I needed to change the behavior of find. Finding and compiling the source code for find was easy. My first thought was to add up all of the extended attributes each file has and use that as the total file size:


> #include <sys/xattr.h>


< off_t size;


> off_t size, calc_size;

>    ssize_t list_size;


>    calc_size = entry->fts_statp->st_size;


>    /* get list of extended attribute names */

>    list_size = listxattr(entry->fts_path, NULL, 0, XATTR_NOFOLLOW);


>    if( list_size > 0 )

>    {

>       char *namebuf, *current_name;

>       namebuf = malloc( list_size );

>       listxattr(entry->fts_path, namebuf, list_size, XATTR_NOFOLLOW);

>       current_name = namebuf;


>       /* iterate over list of extended attribute names */


>       while( current_name < namebuf+list_size )

>       {

>          calc_size += getxattr(entry->fts_path, current_name, NULL, 0, 0, XATTR_NOFOLLOW);

>          current_name += strlen(current_name) + 1;

>       }


>       free( namebuf );

>    }


< size = divsize ? (entry->fts_statp->st_size + FIND_SIZE - 1) /

<     FIND_SIZE : entry->fts_statp->st_size;


> size = divsize ? (calc_size + FIND_SIZE - 1) / FIND_SIZE : calc_size;

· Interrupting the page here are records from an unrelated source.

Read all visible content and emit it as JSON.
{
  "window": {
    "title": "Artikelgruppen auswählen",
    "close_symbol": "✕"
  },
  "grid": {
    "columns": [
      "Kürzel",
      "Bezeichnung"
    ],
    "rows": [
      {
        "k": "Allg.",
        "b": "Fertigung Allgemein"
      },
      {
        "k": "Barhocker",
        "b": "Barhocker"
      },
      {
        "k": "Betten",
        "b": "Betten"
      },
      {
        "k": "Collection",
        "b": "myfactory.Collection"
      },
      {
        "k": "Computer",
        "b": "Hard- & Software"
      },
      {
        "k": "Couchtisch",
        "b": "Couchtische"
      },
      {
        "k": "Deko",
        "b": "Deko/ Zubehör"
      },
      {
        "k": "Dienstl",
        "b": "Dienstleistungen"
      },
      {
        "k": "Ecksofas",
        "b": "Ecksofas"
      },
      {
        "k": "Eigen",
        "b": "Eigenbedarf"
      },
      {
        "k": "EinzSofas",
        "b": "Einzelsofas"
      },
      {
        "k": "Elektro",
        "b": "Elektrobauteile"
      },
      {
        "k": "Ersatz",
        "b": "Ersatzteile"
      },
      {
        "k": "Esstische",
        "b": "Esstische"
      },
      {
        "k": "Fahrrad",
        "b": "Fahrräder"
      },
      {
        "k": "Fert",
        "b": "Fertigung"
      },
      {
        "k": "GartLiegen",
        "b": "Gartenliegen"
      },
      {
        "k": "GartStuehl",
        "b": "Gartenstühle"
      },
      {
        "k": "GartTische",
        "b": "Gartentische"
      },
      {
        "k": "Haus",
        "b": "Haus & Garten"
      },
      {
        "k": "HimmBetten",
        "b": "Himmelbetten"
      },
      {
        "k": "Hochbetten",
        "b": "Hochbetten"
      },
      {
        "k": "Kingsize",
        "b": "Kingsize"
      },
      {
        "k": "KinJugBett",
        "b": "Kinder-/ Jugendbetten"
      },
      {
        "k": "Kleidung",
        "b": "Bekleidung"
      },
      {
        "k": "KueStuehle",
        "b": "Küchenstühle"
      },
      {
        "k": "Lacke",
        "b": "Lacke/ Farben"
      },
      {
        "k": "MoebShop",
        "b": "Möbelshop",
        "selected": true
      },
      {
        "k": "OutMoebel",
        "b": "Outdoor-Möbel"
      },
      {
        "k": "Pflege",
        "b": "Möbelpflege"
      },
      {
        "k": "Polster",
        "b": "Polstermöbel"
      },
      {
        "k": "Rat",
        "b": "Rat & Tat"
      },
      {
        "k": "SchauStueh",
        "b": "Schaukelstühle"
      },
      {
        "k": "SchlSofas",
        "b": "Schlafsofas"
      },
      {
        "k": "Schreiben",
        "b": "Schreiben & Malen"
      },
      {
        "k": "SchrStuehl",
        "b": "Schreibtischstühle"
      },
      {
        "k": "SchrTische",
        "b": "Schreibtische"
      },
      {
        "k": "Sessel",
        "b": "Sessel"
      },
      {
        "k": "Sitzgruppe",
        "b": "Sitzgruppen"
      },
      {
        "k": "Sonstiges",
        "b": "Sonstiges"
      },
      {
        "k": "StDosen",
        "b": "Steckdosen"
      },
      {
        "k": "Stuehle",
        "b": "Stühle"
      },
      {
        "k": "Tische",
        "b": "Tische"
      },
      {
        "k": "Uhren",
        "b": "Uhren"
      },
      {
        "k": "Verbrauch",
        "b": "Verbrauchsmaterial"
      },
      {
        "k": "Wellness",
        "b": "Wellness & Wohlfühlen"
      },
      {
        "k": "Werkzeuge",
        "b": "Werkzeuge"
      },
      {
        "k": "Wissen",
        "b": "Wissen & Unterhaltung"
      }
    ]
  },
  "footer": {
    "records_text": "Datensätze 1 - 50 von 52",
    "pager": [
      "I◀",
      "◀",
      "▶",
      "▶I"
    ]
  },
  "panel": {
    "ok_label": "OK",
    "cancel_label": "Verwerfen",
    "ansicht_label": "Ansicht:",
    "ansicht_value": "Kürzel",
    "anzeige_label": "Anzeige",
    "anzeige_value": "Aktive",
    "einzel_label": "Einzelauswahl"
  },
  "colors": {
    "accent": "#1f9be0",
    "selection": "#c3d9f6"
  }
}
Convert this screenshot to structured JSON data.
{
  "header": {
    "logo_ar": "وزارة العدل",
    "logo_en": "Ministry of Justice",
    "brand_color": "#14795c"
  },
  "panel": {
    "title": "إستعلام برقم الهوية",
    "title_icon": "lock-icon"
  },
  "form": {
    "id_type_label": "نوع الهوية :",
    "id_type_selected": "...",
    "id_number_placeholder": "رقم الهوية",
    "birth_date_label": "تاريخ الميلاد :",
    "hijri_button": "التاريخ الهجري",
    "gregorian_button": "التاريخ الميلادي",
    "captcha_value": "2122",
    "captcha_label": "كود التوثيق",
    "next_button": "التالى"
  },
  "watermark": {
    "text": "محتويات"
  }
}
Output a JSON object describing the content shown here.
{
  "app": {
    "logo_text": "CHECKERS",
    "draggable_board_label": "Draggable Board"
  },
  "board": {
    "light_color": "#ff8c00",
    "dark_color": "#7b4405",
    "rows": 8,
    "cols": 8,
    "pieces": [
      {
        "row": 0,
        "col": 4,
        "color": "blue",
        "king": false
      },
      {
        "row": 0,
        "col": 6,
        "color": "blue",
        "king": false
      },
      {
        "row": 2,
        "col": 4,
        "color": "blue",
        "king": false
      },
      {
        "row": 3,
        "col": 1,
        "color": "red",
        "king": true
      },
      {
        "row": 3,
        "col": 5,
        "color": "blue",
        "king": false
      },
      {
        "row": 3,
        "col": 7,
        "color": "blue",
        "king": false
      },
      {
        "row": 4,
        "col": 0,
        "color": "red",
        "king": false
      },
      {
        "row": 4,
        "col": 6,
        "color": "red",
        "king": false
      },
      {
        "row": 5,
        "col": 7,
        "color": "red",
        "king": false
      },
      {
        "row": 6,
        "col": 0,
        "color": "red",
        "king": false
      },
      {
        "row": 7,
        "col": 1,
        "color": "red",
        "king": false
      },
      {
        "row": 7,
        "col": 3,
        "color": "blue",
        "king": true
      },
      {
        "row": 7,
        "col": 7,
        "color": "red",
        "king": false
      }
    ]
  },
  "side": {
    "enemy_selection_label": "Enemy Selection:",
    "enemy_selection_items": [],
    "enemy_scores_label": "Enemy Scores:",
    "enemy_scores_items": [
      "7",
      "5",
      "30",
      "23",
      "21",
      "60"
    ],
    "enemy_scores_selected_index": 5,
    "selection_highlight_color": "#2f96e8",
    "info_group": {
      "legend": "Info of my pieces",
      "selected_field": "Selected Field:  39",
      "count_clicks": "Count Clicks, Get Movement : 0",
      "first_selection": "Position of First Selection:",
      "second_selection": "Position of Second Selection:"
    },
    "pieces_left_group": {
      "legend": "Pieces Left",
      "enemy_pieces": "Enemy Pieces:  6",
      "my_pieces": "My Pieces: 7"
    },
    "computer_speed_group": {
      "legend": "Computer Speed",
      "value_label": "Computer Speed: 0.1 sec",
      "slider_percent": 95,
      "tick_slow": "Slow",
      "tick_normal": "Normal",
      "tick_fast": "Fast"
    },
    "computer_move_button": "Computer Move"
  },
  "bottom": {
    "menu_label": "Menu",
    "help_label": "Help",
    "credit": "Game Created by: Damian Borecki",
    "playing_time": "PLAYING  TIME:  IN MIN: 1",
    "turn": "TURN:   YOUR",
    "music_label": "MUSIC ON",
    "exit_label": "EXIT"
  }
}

This worked well enough for my needs. Although it has some problems. The biggest one is that it doesn’t produce files sizes that match the Finder’s get info dialog box. It seems the Finder only adds the data fork with the resource fork. Where as the code above adds every available extended attribute. Common additional extended attributes include “com.apple.quarantine” and “com.apple.FinderInfo”.